• specific prescribing practices, are most appropriate since their impact can be measured accurately
Following further collection of baseline data in 2001, WHO recommended that:
• the Chinese Ministry of Health develop and promote educational, supervisory and managerial strategies to improve medicines use
Activities carried out in 2001 to implement the above recommendations included:
• a national course on promoting rational medicines use
The results of all the above activities indicate that national policies for improving rational medicines use in China can be:
• readily developed if data and evidence are presented to stakeholders
• readily adopted or adapted, and enforced, through directives from national level.
Improving rational medicines use in Laos
Monitoring, Training and Planning (MTR) is a simple managerial tool that can be used to make cumulative improvements to prescribing practices. The strategy covers:
• monitoring: identifying and measuring problems

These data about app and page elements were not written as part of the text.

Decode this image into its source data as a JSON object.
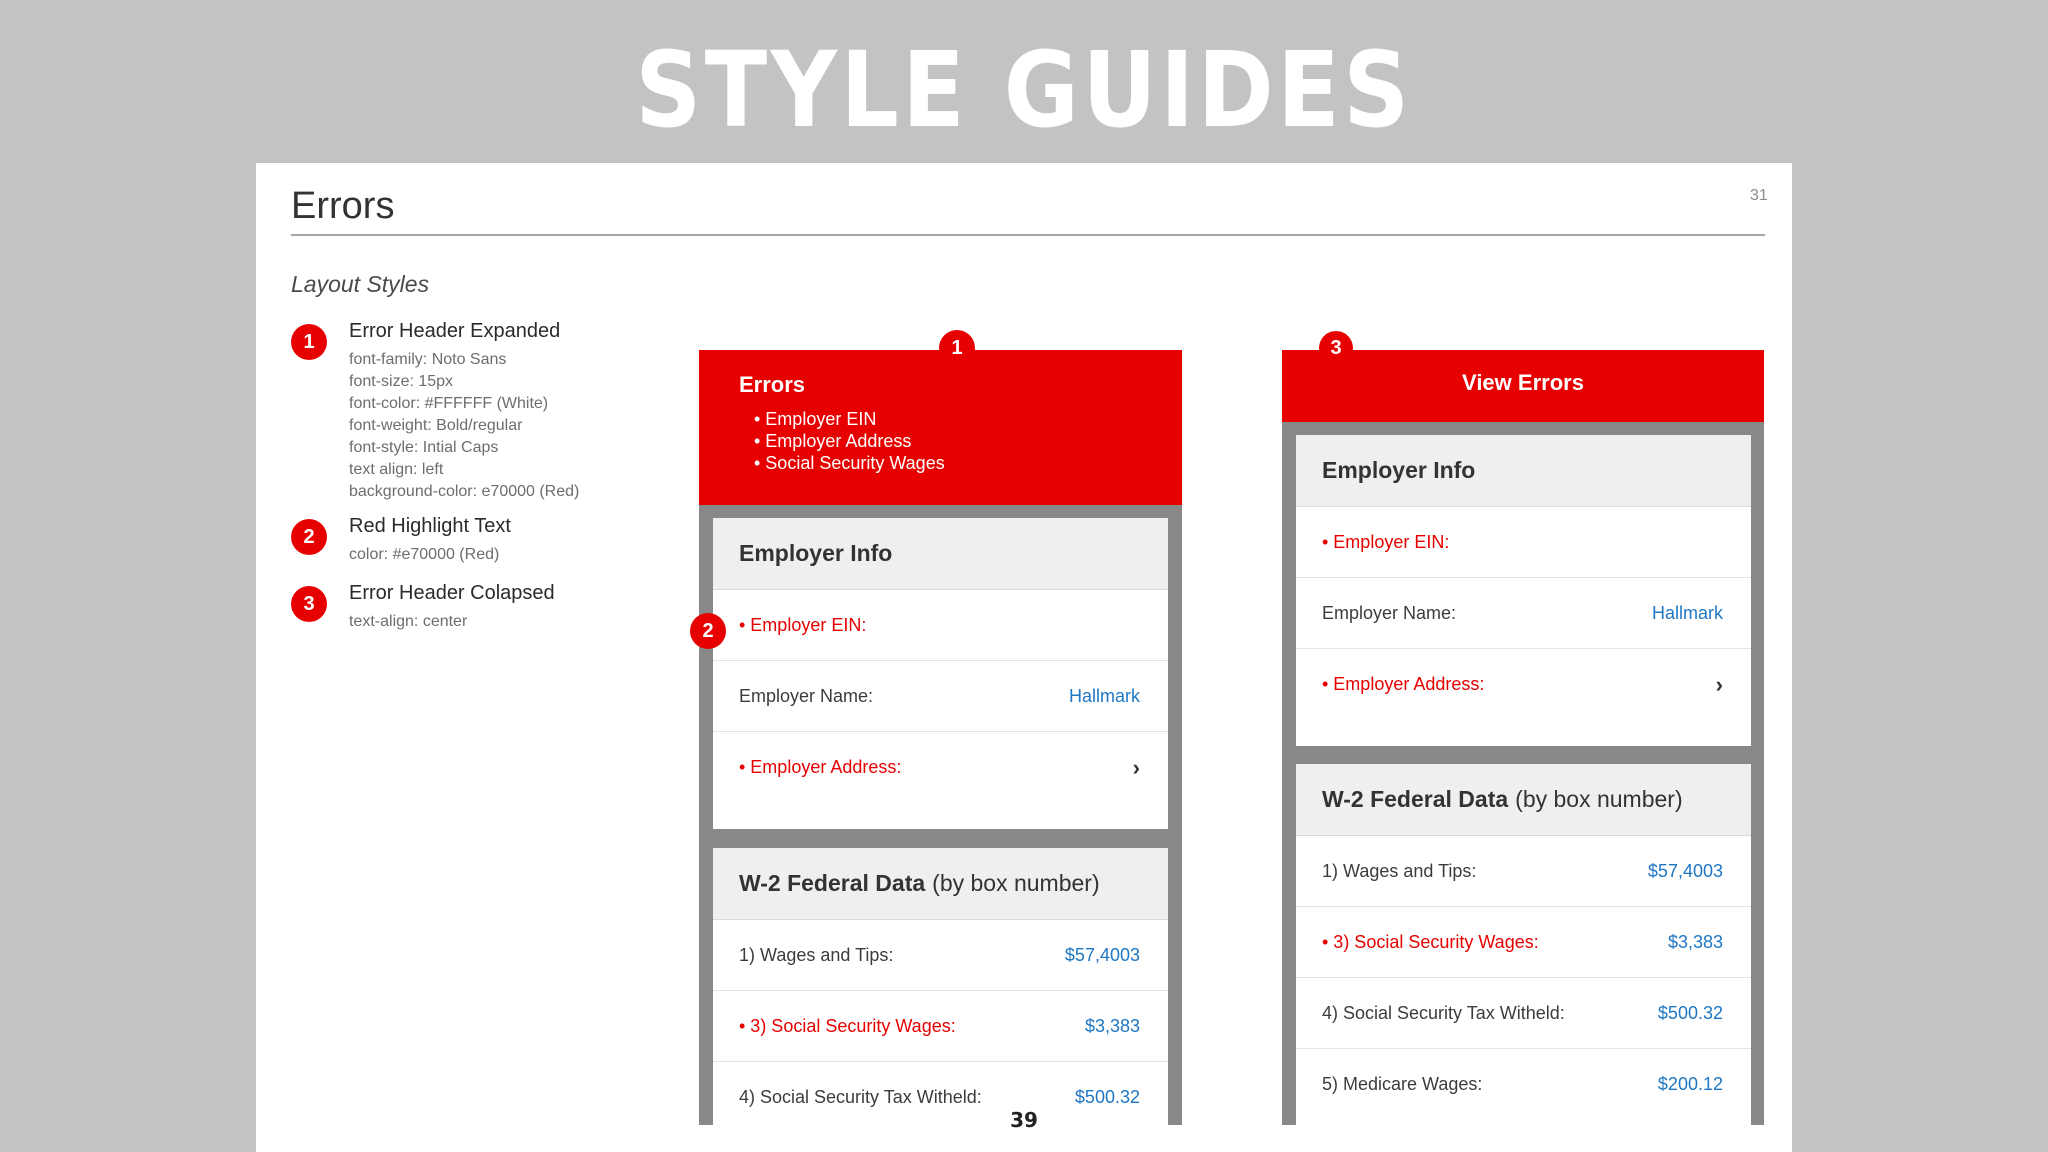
{
  "banner_title": "STYLE GUIDES",
  "slide": {
    "title": "Errors",
    "page_number": "31",
    "section_title": "Layout Styles",
    "legend": [
      {
        "number": "1",
        "label": "Error Header Expanded",
        "specs": [
          "font-family:  Noto Sans",
          "font-size:  15px",
          "font-color:  #FFFFFF (White)",
          "font-weight:  Bold/regular",
          "font-style:  Intial Caps",
          "text align: left",
          "background-color:  e70000 (Red)"
        ]
      },
      {
        "number": "2",
        "label": "Red Highlight Text",
        "specs": [
          "color: #e70000 (Red)"
        ]
      },
      {
        "number": "3",
        "label": "Error Header Colapsed",
        "specs": [
          "text-align: center"
        ]
      }
    ]
  },
  "mock_expanded": {
    "badge_header": "1",
    "badge_row": "2",
    "header_title": "Errors",
    "error_items": [
      "• Employer EIN",
      "• Employer Address",
      "• Social Security Wages"
    ],
    "employer_card": {
      "title": "Employer Info",
      "rows": [
        {
          "label": "• Employer EIN:",
          "value": ""
        },
        {
          "label": "Employer Name:",
          "value": "Hallmark"
        },
        {
          "label": "• Employer Address:",
          "value": "›"
        }
      ]
    },
    "w2_card": {
      "title_bold": "W-2 Federal Data",
      "title_normal": "(by box number)",
      "rows": [
        {
          "label": "1) Wages and Tips:",
          "value": "$57,4003"
        },
        {
          "label": "• 3) Social Security Wages:",
          "value": "$3,383"
        },
        {
          "label": "4) Social Security Tax Witheld:",
          "value": "$500.32"
        }
      ]
    }
  },
  "mock_collapsed": {
    "badge_header": "3",
    "header_title": "View Errors",
    "employer_card": {
      "title": "Employer Info",
      "rows": [
        {
          "label": "• Employer EIN:",
          "value": ""
        },
        {
          "label": "Employer Name:",
          "value": "Hallmark"
        },
        {
          "label": "• Employer Address:",
          "value": "›"
        }
      ]
    },
    "w2_card": {
      "title_bold": "W-2 Federal Data",
      "title_normal": "(by box number)",
      "rows": [
        {
          "label": "1) Wages and Tips:",
          "value": "$57,4003"
        },
        {
          "label": "• 3) Social Security Wages:",
          "value": "$3,383"
        },
        {
          "label": "4) Social Security Tax Witheld:",
          "value": "$500.32"
        },
        {
          "label": "5) Medicare Wages:",
          "value": "$200.12"
        }
      ]
    }
  },
  "footer_page": "39",
  "colors": {
    "error_red": "#e70000",
    "link_blue": "#1f77c4",
    "banner_gray": "#c3c3c3"
  }
}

The idea is that a group (such as a group of providers, prescribers or dispensers) meets to identify specific medicines use problems. Medicines use indicators are then used to measure their extent. The group then explores possible underlying factors and agrees on how to tackle them. The level of improvement for the next period is agreed upon. Before the next meeting, information is collected using the indicators to see whether the targeted improvement has been achieved. The group again discusses the problem and how further improvements can be achieved.
The figure - based on average data from 5 regional hospitals - shows the impact of MTR implementation on rational medicines use in Laos. Use of antibiotics and injections declined. By the 4th month, however, a trend towards pre-MTP levels can be seen, indicating the need to further reinforce and sustain the MTR programme.

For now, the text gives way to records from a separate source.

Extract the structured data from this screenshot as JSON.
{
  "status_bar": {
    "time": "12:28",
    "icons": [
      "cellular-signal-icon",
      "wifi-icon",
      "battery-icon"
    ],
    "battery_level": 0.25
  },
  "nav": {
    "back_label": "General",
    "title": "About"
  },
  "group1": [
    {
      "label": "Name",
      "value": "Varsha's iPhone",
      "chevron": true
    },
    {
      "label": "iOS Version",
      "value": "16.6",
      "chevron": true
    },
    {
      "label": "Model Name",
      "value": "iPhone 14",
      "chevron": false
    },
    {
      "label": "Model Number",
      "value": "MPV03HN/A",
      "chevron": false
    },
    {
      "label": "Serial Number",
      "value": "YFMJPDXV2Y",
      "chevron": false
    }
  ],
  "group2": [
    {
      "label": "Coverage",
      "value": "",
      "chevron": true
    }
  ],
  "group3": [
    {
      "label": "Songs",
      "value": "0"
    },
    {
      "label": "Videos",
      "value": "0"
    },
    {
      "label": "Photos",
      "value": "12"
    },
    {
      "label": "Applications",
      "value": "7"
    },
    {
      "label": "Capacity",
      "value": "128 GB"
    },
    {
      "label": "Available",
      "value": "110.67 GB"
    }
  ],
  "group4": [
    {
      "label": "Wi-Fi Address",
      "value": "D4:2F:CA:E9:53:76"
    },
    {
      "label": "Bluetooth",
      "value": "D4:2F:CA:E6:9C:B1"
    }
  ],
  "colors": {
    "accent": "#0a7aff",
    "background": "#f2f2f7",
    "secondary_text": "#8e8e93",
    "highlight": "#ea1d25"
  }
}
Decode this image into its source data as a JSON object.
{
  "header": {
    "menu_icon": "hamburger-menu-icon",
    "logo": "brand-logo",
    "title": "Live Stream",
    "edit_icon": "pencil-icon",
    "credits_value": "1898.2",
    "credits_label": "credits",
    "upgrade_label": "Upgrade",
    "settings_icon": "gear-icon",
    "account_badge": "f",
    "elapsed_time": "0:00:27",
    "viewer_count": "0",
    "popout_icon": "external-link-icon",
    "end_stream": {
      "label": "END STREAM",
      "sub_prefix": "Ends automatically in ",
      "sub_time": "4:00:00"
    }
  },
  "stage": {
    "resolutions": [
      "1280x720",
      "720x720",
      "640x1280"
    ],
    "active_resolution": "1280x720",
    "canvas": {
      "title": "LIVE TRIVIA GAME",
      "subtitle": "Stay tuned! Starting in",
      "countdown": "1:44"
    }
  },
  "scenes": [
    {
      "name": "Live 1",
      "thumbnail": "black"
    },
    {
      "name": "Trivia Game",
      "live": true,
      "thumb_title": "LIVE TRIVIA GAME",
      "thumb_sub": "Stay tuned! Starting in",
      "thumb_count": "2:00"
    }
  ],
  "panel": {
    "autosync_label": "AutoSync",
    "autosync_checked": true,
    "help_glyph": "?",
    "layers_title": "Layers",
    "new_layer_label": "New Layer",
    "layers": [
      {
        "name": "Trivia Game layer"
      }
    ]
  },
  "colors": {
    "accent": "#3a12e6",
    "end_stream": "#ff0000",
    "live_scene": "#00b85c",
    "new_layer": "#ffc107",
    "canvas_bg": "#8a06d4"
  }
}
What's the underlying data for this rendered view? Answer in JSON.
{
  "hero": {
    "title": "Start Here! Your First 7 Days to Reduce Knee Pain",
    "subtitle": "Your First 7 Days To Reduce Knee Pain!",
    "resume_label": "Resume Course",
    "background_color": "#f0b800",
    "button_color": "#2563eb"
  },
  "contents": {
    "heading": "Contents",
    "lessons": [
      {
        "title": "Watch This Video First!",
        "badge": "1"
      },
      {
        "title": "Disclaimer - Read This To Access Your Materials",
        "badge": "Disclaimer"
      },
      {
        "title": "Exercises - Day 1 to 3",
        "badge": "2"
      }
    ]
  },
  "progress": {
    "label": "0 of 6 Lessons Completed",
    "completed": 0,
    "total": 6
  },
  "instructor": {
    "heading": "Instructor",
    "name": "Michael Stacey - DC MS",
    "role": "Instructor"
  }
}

Source: Presentation of Dr Bouathong Sisounthone at intercountry meeting for hospital drugs and therapeutics committees, Penang, Malaysia, October 2001.
Table 1 - Principal impediments to ensuring availability of opioid analgesics for palliative care
• Concern about addiction to opioids
Source: Assuring Availability of Opioid Analgesics for Palliative Care Report on a WHO Workshop, Budapest, Hungary 25-27 February 2002 Document reference EUR/02/5037079.
Work to promote use of four-drug fixed-dose combination (4FDC) anti-TB medicines also aims in part at reducing AMR. Widespread use of these medicines would not only reduce the risk of the emergence of drug-resistant TB, however. It would also simplify TB treatment, minimize TB prescription errors, and increase patient adherence to treatment regimens. Inadvertent medication errors and adverse medicines reactions would also decrease. Medicines management would improve, too, since procurement, distribution and dispensing/handling are all easier with fewer items, that share a single expiry date. Clinical evidence to support use of 4FDC anti-TB medicines was collected. And guidance for national TB programme managers on use of these medicines was developed.
Conversely, other rational use activities focused on how to increase use of a medicine. WHO launched a report, Achieving Balance in National Opioids Control Policy (document reference: WHO/EDM/QSM/2000.4) in 2000, to advocate balanced control approaches. This was in response to concern that overemphasis of the dependence-producing characteristics of opioid analgesics was leading to excessive fear of addiction, under-use for legitimate medical purposes, and unduly restrictive regulations on distribution and use of these medicines (see Table 1). Regulatory barriers to access to opioid analgesics have since been lowered in several countries, including China, India, Italy and Mexico.